Closer and in squirmier detail are the little snake-weasels that burrow out of the ground for a nibble of someone passing by, and the Birdo-like spore guys that latch onto a high-status blonde woman named Camellia (Rosy McEwen) once the cruiser she’s on crash lands between Citadels. When Vesper finds her, Camellia offers the girl and her father access to the cities above if they help her get home, but it isn’t long before Jonas catches wind of the news that someone of vast wealth and knowledge has plummeted into his backyard. And he comes with some lore of his own, including an overcomplicated seed-trading business and a humanoid “jug” (Melanie Gaydos), who he encourages his brood to treat like a disposable robot without any feelings just because she was made in a lab. This only seems like a strange aside until the moment it suddenly doesn’t.
“Vesper” thrives in the moments between moments, when the film’s generous running time gives viewers the chance to sink into its semi-synthetic world of tomorrow. The actual story beats are considerably less satisfying, despite every performance hinting at rich layers of meaning and possibility the movie never has the chance to explore (Chapman in particular makes a believable lead, the young actress allowing Vesper’s rugged optimism to shine through even the most harrowing scenes).

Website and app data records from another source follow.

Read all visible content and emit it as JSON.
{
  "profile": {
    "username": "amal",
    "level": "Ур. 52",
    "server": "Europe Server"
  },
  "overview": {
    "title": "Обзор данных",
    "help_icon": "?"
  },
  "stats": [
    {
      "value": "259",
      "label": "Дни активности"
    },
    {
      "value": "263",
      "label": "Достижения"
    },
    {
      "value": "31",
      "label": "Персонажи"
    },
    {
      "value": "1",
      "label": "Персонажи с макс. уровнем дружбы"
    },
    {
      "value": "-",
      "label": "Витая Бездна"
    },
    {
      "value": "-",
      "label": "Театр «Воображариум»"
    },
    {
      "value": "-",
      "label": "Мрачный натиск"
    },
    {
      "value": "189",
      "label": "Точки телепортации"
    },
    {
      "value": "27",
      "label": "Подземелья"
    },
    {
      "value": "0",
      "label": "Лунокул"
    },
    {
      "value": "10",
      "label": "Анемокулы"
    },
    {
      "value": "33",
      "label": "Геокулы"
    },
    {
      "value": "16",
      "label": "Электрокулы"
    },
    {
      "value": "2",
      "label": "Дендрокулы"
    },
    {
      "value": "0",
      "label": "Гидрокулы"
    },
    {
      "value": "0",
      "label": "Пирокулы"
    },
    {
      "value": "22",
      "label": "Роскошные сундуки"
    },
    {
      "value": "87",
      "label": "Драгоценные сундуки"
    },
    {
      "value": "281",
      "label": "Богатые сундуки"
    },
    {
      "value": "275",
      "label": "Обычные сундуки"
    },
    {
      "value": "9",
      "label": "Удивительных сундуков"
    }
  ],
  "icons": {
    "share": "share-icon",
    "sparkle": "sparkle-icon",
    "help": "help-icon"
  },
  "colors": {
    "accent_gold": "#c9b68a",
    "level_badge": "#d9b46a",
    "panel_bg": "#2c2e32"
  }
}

While the world-building is extraordinary, the part of it we get to see is rather small, and this movie often feels stuck in place as a result — spinning its wheels into the forest bed and waiting to go somewhere. The moments during which “Vesper” is effectively able to dramatize the ideas that it so vibrantly exudes are few and far between, although Vesper’s hope (and the maternal bond that develops between she and Camellia) helps give shape to the story and provide for a handful of heartrending moments.
Most crucial is the hard-won hope they kindle within each other, evidence of which is baked into every damp and verdant corner of this movie. “Oh Vesper,” Jonas tells her, “you don’t know the cost of dreams.” But one look at her surroundings is all it takes to understand that she knows the cost of losing them.
IFC Films will release “Vesper” in theaters and on VOD on Friday, September 30.